What is Professional Indemnity insurance?
Professional Indemnity insurance – also known as PI insurance or PII – is intended to protect professionals and their businesses in the event of claims made by a client (or third party) suggesting that they have suffered loss as a result of non-performance, breach of contract and/or professional negligence in the services provided.
In addition, the policy will cover legal and other costs and expenses incurred in the defence of any claim. Professional Indemnity insurance provides the ultimate safety net when all else fails. However, like any other safety net, its use should be avoided as much as possible.
Who needs Professional Indemnity insurance?
If your business sells knowledge or skill, such as providing advice, design, specifications, supervision etc., you have a responsibility and duty of care to your client, and third parties, through the services and expertise you provide.
Many professions are required to have Professional Indemnity insurance cover as a regulatory requirement or as part of their professional authorisation. This includes solicitors, accountants, architects, surveyors, mortgage intermediaries, insurance brokers, and financial advisers. Many consultants including consulting engineers; advertising and PR agencies; and designers also choose to have this type of insurance to meet client requirements and to benefit from financial protection in the event of a claim arising.
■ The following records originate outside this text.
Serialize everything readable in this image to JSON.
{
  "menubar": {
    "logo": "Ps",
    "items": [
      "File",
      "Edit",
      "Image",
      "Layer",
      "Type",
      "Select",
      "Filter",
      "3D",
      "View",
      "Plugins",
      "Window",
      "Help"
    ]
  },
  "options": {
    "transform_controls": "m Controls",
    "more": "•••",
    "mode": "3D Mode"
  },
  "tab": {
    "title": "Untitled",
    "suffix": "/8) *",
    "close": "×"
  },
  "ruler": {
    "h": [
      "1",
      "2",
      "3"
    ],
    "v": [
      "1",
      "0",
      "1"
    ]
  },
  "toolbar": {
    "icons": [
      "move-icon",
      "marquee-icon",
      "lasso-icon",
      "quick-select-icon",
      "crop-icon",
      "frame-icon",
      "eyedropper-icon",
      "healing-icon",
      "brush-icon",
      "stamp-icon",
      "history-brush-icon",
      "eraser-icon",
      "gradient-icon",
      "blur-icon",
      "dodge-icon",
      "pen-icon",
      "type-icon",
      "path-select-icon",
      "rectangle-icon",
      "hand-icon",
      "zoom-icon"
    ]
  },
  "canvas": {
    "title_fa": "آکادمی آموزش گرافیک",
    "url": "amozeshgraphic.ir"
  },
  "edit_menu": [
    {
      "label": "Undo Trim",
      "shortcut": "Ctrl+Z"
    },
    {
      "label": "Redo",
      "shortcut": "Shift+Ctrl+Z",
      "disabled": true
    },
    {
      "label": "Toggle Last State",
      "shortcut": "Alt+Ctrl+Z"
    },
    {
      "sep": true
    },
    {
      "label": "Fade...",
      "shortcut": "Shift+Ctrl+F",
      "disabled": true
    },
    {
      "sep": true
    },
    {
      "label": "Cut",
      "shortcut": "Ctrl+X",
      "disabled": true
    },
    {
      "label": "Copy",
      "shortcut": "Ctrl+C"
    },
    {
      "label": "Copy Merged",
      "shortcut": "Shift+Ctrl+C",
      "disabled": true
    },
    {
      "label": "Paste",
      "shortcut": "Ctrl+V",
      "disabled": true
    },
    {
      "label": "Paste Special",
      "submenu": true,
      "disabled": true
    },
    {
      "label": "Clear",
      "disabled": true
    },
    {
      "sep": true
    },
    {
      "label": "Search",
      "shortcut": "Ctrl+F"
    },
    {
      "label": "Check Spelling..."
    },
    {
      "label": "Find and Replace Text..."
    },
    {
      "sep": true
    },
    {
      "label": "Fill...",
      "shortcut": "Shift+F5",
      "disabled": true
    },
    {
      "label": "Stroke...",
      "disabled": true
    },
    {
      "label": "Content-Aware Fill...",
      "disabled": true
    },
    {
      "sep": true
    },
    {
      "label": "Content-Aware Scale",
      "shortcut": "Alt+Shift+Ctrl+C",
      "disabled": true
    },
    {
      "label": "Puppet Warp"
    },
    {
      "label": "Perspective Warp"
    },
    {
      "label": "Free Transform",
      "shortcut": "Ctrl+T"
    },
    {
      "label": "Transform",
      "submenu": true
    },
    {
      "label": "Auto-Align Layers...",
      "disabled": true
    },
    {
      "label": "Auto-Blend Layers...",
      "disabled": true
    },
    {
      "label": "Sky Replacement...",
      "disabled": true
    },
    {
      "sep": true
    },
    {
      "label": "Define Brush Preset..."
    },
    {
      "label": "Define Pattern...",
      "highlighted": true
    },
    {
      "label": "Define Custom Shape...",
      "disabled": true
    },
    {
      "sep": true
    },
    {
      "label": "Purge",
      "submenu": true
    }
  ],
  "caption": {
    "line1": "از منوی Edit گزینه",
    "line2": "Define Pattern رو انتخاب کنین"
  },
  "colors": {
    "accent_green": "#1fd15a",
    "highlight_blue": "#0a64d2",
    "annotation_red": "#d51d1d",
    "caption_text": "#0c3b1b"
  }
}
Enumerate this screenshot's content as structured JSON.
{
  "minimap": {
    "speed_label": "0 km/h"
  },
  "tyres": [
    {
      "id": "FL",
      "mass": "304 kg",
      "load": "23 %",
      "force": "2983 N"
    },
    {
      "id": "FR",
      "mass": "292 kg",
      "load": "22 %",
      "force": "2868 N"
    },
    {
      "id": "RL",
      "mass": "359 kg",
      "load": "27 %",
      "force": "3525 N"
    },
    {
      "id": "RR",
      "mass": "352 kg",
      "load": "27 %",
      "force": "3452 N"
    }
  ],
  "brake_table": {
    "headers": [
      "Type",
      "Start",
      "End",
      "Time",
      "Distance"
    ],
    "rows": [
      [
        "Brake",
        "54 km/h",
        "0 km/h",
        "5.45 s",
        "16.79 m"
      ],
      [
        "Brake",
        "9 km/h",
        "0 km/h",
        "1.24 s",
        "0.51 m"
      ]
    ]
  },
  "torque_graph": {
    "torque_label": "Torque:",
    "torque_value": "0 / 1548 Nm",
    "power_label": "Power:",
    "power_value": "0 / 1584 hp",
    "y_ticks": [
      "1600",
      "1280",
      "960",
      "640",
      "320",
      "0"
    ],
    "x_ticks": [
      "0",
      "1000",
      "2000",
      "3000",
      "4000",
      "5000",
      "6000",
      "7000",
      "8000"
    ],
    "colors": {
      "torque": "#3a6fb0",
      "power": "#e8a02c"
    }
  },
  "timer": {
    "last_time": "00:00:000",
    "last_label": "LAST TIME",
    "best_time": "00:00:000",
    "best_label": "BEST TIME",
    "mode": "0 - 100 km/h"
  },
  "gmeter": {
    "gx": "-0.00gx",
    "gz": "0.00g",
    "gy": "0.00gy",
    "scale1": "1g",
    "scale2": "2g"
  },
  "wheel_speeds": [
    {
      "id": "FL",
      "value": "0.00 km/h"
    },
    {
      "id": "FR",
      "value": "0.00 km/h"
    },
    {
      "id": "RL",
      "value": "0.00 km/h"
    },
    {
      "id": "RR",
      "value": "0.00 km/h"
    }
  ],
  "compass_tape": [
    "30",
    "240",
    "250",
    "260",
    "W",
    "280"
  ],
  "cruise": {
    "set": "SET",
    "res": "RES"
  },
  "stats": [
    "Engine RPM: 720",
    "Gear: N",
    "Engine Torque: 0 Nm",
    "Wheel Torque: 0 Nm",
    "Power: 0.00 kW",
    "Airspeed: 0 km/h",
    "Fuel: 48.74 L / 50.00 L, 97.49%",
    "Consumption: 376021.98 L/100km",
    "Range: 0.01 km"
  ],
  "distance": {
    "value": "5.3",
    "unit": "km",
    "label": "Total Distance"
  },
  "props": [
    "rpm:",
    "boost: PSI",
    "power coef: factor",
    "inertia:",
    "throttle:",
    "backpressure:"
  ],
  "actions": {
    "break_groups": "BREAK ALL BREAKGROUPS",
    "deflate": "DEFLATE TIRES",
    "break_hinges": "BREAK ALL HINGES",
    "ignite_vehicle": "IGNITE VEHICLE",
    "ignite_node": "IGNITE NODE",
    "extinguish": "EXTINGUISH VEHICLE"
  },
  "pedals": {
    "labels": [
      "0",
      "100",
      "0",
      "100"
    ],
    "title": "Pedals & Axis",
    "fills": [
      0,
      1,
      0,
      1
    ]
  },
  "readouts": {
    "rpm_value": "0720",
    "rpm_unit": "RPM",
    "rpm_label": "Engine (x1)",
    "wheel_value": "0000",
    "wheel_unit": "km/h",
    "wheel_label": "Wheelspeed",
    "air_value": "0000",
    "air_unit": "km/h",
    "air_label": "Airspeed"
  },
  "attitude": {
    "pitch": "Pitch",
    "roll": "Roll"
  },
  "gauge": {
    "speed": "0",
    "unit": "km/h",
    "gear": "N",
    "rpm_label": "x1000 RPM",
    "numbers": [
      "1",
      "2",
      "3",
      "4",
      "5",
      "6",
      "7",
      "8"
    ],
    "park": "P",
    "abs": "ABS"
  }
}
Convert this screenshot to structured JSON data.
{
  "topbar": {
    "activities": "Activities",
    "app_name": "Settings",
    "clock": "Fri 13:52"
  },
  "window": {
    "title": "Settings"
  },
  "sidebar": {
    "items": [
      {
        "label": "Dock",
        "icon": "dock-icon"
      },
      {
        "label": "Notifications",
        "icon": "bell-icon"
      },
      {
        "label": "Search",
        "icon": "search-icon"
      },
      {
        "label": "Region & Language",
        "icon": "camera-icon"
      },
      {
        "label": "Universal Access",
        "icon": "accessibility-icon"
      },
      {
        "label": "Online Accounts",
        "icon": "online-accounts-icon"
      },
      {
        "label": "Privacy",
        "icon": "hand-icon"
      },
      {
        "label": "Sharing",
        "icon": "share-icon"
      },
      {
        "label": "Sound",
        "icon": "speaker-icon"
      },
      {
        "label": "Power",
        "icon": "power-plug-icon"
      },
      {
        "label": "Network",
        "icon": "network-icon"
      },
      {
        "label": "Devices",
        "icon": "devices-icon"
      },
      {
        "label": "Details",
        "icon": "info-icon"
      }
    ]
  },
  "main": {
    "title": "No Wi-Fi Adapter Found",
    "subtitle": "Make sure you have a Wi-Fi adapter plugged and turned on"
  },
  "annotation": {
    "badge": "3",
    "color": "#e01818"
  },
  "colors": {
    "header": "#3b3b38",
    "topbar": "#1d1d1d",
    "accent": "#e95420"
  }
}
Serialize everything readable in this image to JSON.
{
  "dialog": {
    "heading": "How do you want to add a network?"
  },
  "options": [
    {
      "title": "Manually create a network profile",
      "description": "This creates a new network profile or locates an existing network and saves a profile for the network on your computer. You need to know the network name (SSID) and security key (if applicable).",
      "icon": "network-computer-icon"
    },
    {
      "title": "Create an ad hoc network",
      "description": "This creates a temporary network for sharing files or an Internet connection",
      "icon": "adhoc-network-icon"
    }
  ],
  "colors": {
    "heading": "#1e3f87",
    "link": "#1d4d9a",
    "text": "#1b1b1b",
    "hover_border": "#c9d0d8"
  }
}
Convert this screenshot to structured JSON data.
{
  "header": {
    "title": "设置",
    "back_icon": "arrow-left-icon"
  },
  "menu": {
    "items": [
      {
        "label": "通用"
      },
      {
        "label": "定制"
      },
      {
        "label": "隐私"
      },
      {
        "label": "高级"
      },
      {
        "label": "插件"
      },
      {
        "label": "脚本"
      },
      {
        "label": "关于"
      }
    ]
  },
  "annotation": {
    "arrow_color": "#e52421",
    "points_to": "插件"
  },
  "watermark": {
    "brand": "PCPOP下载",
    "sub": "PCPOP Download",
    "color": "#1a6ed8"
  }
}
The duty of care owed is generally the exercise of ‘reasonable skill and care’, in the discharge of the services provided. If a professional fails to exercise this duty (i.e. is negligent) they may be liable for losses incurred by their client, and/or third parties. Taking into account the operation of the current legal system, even defending claims can be very costly.
PI cover is for the benefit of the professional and not the client, although, far too often, it is not viewed that way. Clients cannot generally claim directly against the Professional Indemnity insurance carried by professionals – they must prove liability first, a legal process which can be time-consuming, expensive and uncertain.
How does liability attach?
Personal liability attaches where a practice operates as either a sole proprietor or a partnership. In the case of a partnership, liability is joint and several. Even when a practice ceases to operate, these personal liabilities do not come to an end, but continue for the limitation periods in contract and tort. Corporate bodies assume liability in their own right although individuals within such organisations can attract personal liabilities in certain instances.
Unique operation of Professional Indemnity policies
Professional Indemnity insurance operates on what is known as a ‘claims made’ basis. This means that it is the policy in force at the time the claim is notified which will operate, irrespective of when the work was actually undertaken or when the alleged act of professional negligence took place.
The ability of clients or third parties to bring claims many years after services are complete (subject to the relevant limitation periods) emphasises the importance of maintaining appropriate and effective cover not only when the project is being undertaken but also for a number of years into the future.
What can professionals be liable for?
First, any potential claimant must prove professional negligence on the professional’s behalf (i.e. a failure to exercise reasonable skill and care in the discharge of its services). A claim can be brought in contract or tort/idelict (i.e. common law). It is often more difficult to succeed in a claim in tort as the following tests must be satisfied:
- the plaintiff must prove that the professional owed him a duty of care.
- the plaintiff must prove that the professional has breached that duty.
- the plaintiff has suffered financial loss as a direct result of that breach.
If an allegation of professional negligence is upheld, the professional is likely to be liable for the losses incurred by the plaintiff which arise as a reasonably foreseeable consequence of their actions. The professional will often be responsible for the plaintiff’s legal costs and these can be substantial. Large sums of money are often spent simply trying to recover fairly minor losses.
Direct financial losses (economic and consequential loss) as opposed to the cost of rectifying a defect are implicit under contract unless specifically excluded. There is more of a grey area arising out of the question of liability for economic and consequential loss at common law although recent judgements have allowed such losses to be recovered.
What is the extent of cover?
Professional Indemnity insurance provides only limited cover against the consequences of claims for professional negligence. Unless contractual limitations have been agreed between the professional and his client, the professional’s liability:
- is unlimited in amount, and
- extends over a considerable period of time.
Professional Indemnity insurance, by contrast:
- will have a set limit on the amount that insurers will pay – the limit of indemnity.
- operates for a set period of time – the period of insurance.
- is subject to the policy terms, conditions, limitations and exclusions.
- operates on a ‘claims made’ basis.
Limits of indemnity
The limit of indemnity is the maximum amount that can be claimed from insurers for the professional’s liability to pay claimant damages. Generally cover for defence costs payable in addition to the limit of indemnity can be secured. It is important to note that disclosing the limit of indemnity to a client does not lead to a limitation of liability, which can only be achieved by negotiating a specific financial cap as part of the professional’s appointment.
The limit of indemnity generally operates in one of two ways:
- Each and every claim cover – this means that the indemnity limit applies separately to each claim that is made under the policy. However, all claims arising from the same occurrence would be regarded by insurers as one claim.
- Aggregate cover – the limit of indemnity would apply as one single amount for all claims made in each period of insurance.
Policies operating on an ‘each and every’ basis, would still normally apply in respect of:
- pollution/contamination claims
- claims brought in American or Canadian courts